* ASSIGNED TASK
From the first line to the last, repeat the data exactly but leave out the pictures.

* DATA FOR THIS EXERCISE

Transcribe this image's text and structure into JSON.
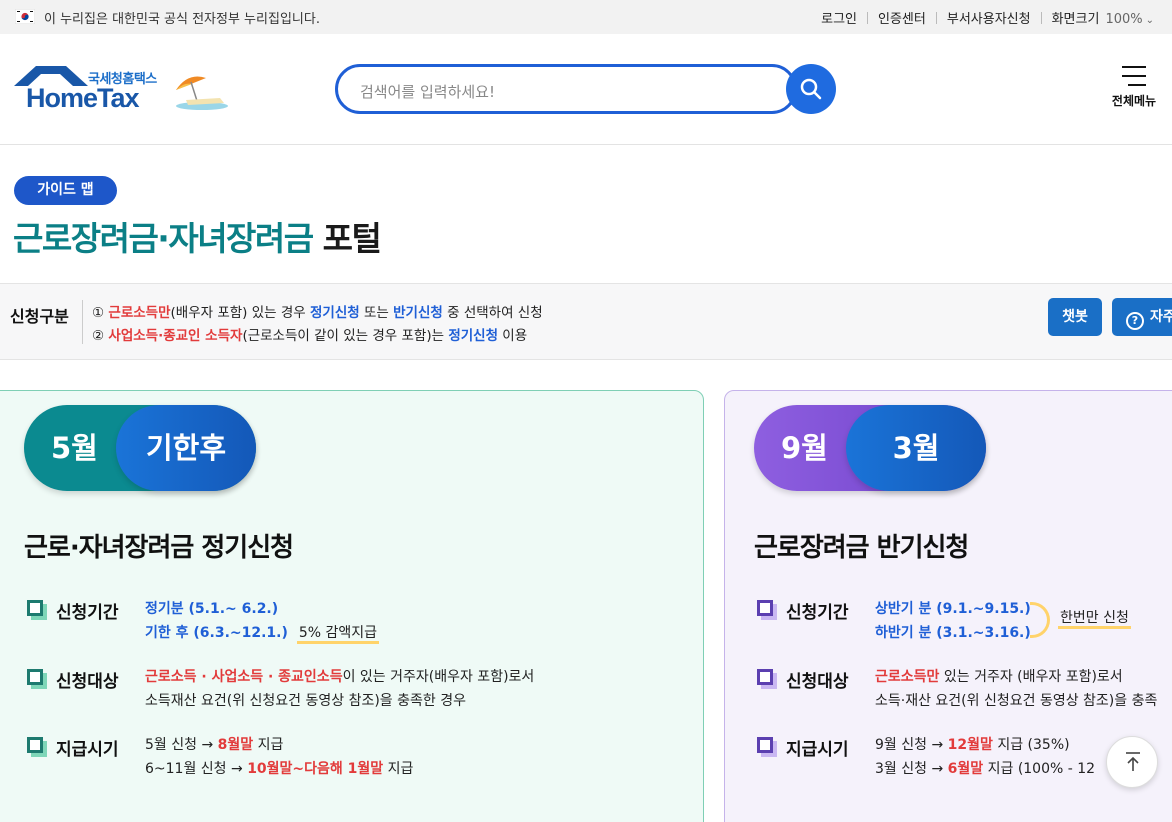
{
  "govbar": {
    "text": "이 누리집은 대한민국 공식 전자정부 누리집입니다.",
    "links": [
      "로그인",
      "인증센터",
      "부서사용자신청"
    ],
    "zoom_label": "화면크기",
    "zoom_value": "100%"
  },
  "header": {
    "logo_kr": "국세청홈택스",
    "logo_en": "HomeTax",
    "search_placeholder": "검색어를 입력하세요!",
    "allmenu_label": "전체메뉴"
  },
  "page": {
    "badge": "가이드 맵",
    "title_teal": "근로장려금·자녀장려금",
    "title_dark": " 포털"
  },
  "band": {
    "label": "신청구분",
    "line1": [
      "① ",
      "근로소득만",
      "(배우자 포함) 있는 경우 ",
      "정기신청",
      " 또는 ",
      "반기신청",
      " 중 선택하여 신청"
    ],
    "line2": [
      "② ",
      "사업소득·종교인 소득자",
      "(근로소득이 같이 있는 경우 포함)는 ",
      "정기신청",
      " 이용"
    ],
    "chat_button": "챗봇",
    "faq_button": "자주"
  },
  "left_card": {
    "pill_a": "5월",
    "pill_b": "기한후",
    "title": "근로·자녀장려금 정기신청",
    "period_label": "신청기간",
    "period_line1": "정기분 (5.1.~ 6.2.)",
    "period_line2": "기한 후 (6.3.~12.1.)",
    "period_note": "5% 감액지급",
    "target_label": "신청대상",
    "target_red": "근로소득 · 사업소득 · 종교인소득",
    "target_rest": "이 있는 거주자(배우자 포함)로서",
    "target_line2": "소득재산 요건(위 신청요건 동영상 참조)을 충족한 경우",
    "pay_label": "지급시기",
    "pay1_pre": "5월 신청 → ",
    "pay1_red": "8월말",
    "pay1_post": " 지급",
    "pay2_pre": "6~11월 신청 → ",
    "pay2_red": "10월말~다음해 1월말",
    "pay2_post": " 지급"
  },
  "right_card": {
    "pill_a": "9월",
    "pill_b": "3월",
    "title": "근로장려금 반기신청",
    "period_label": "신청기간",
    "period_line1": "상반기 분 (9.1.~9.15.)",
    "period_line2": "하반기 분 (3.1.~3.16.)",
    "period_note": "한번만 신청",
    "target_label": "신청대상",
    "target_red": "근로소득만",
    "target_rest": " 있는 거주자 (배우자 포함)로서",
    "target_line2": "소득·재산 요건(위 신청요건 동영상 참조)을 충족",
    "pay_label": "지급시기",
    "pay1_pre": "9월 신청 → ",
    "pay1_red": "12월말",
    "pay1_post": " 지급 (35%)",
    "pay2_pre": "3월 신청 → ",
    "pay2_red": "6월말",
    "pay2_post": " 지급 (100% - 12"
  },
  "colors": {
    "primary": "#1f5fd6",
    "teal": "#0b7f86",
    "red": "#e23b3b",
    "purple": "#6e3fc8"
  }
}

* ANSWER BOX
Transcribe this image's text and structure into JSON.
{
  "govbar": {
    "text": "이 누리집은 대한민국 공식 전자정부 누리집입니다.",
    "links": [
      "로그인",
      "인증센터",
      "부서사용자신청"
    ],
    "zoom_label": "화면크기",
    "zoom_value": "100%"
  },
  "header": {
    "logo_kr": "국세청홈택스",
    "logo_en": "HomeTax",
    "search_placeholder": "검색어를 입력하세요!",
    "allmenu_label": "전체메뉴"
  },
  "page": {
    "badge": "가이드 맵",
    "title_teal": "근로장려금·자녀장려금",
    "title_dark": " 포털"
  },
  "band": {
    "label": "신청구분",
    "line1": [
      "① ",
      "근로소득만",
      "(배우자 포함) 있는 경우 ",
      "정기신청",
      " 또는 ",
      "반기신청",
      " 중 선택하여 신청"
    ],
    "line2": [
      "② ",
      "사업소득·종교인 소득자",
      "(근로소득이 같이 있는 경우 포함)는 ",
      "정기신청",
      " 이용"
    ],
    "chat_button": "챗봇",
    "faq_button": "자주"
  },
  "left_card": {
    "pill_a": "5월",
    "pill_b": "기한후",
    "title": "근로·자녀장려금 정기신청",
    "period_label": "신청기간",
    "period_line1": "정기분 (5.1.~ 6.2.)",
    "period_line2": "기한 후 (6.3.~12.1.)",
    "period_note": "5% 감액지급",
    "target_label": "신청대상",
    "target_red": "근로소득 · 사업소득 · 종교인소득",
    "target_rest": "이 있는 거주자(배우자 포함)로서",
    "target_line2": "소득재산 요건(위 신청요건 동영상 참조)을 충족한 경우",
    "pay_label": "지급시기",
    "pay1_pre": "5월 신청 → ",
    "pay1_red": "8월말",
    "pay1_post": " 지급",
    "pay2_pre": "6~11월 신청 → ",
    "pay2_red": "10월말~다음해 1월말",
    "pay2_post": " 지급"
  },
  "right_card": {
    "pill_a": "9월",
    "pill_b": "3월",
    "title": "근로장려금 반기신청",
    "period_label": "신청기간",
    "period_line1": "상반기 분 (9.1.~9.15.)",
    "period_line2": "하반기 분 (3.1.~3.16.)",
    "period_note": "한번만 신청",
    "target_label": "신청대상",
    "target_red": "근로소득만",
    "target_rest": " 있는 거주자 (배우자 포함)로서",
    "target_line2": "소득·재산 요건(위 신청요건 동영상 참조)을 충족",
    "pay_label": "지급시기",
    "pay1_pre": "9월 신청 → ",
    "pay1_red": "12월말",
    "pay1_post": " 지급 (35%)",
    "pay2_pre": "3월 신청 → ",
    "pay2_red": "6월말",
    "pay2_post": " 지급 (100% - 12"
  },
  "colors": {
    "primary": "#1f5fd6",
    "teal": "#0b7f86",
    "red": "#e23b3b",
    "purple": "#6e3fc8"
  }
}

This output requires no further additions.